(Beginning of DATA FOR THIS TASK)
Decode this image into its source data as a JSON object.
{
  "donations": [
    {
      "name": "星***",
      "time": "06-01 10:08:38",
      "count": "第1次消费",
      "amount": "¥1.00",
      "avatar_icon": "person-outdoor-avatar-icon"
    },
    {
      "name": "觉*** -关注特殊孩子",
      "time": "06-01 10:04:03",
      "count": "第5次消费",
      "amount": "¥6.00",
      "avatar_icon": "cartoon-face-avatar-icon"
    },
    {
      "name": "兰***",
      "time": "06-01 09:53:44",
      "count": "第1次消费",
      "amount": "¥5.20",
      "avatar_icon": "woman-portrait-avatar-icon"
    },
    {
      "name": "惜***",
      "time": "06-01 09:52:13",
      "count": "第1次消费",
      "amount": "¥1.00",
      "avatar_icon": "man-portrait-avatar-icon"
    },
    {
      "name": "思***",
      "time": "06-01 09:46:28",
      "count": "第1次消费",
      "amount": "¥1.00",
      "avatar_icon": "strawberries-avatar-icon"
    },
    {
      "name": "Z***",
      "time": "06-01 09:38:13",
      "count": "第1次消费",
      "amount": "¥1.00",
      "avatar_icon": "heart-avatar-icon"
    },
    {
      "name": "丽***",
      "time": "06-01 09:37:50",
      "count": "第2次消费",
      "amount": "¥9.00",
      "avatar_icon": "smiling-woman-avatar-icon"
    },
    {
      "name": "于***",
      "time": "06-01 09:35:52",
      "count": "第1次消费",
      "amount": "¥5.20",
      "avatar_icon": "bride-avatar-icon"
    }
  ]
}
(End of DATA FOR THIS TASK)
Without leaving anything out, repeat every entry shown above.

• [RESULT OF THIS TASK]
Decode this image into its source data as a JSON object.
{
  "donations": [
    {
      "name": "星***",
      "time": "06-01 10:08:38",
      "count": "第1次消费",
      "amount": "¥1.00",
      "avatar_icon": "person-outdoor-avatar-icon"
    },
    {
      "name": "觉*** -关注特殊孩子",
      "time": "06-01 10:04:03",
      "count": "第5次消费",
      "amount": "¥6.00",
      "avatar_icon": "cartoon-face-avatar-icon"
    },
    {
      "name": "兰***",
      "time": "06-01 09:53:44",
      "count": "第1次消费",
      "amount": "¥5.20",
      "avatar_icon": "woman-portrait-avatar-icon"
    },
    {
      "name": "惜***",
      "time": "06-01 09:52:13",
      "count": "第1次消费",
      "amount": "¥1.00",
      "avatar_icon": "man-portrait-avatar-icon"
    },
    {
      "name": "思***",
      "time": "06-01 09:46:28",
      "count": "第1次消费",
      "amount": "¥1.00",
      "avatar_icon": "strawberries-avatar-icon"
    },
    {
      "name": "Z***",
      "time": "06-01 09:38:13",
      "count": "第1次消费",
      "amount": "¥1.00",
      "avatar_icon": "heart-avatar-icon"
    },
    {
      "name": "丽***",
      "time": "06-01 09:37:50",
      "count": "第2次消费",
      "amount": "¥9.00",
      "avatar_icon": "smiling-woman-avatar-icon"
    },
    {
      "name": "于***",
      "time": "06-01 09:35:52",
      "count": "第1次消费",
      "amount": "¥5.20",
      "avatar_icon": "bride-avatar-icon"
    }
  ]
}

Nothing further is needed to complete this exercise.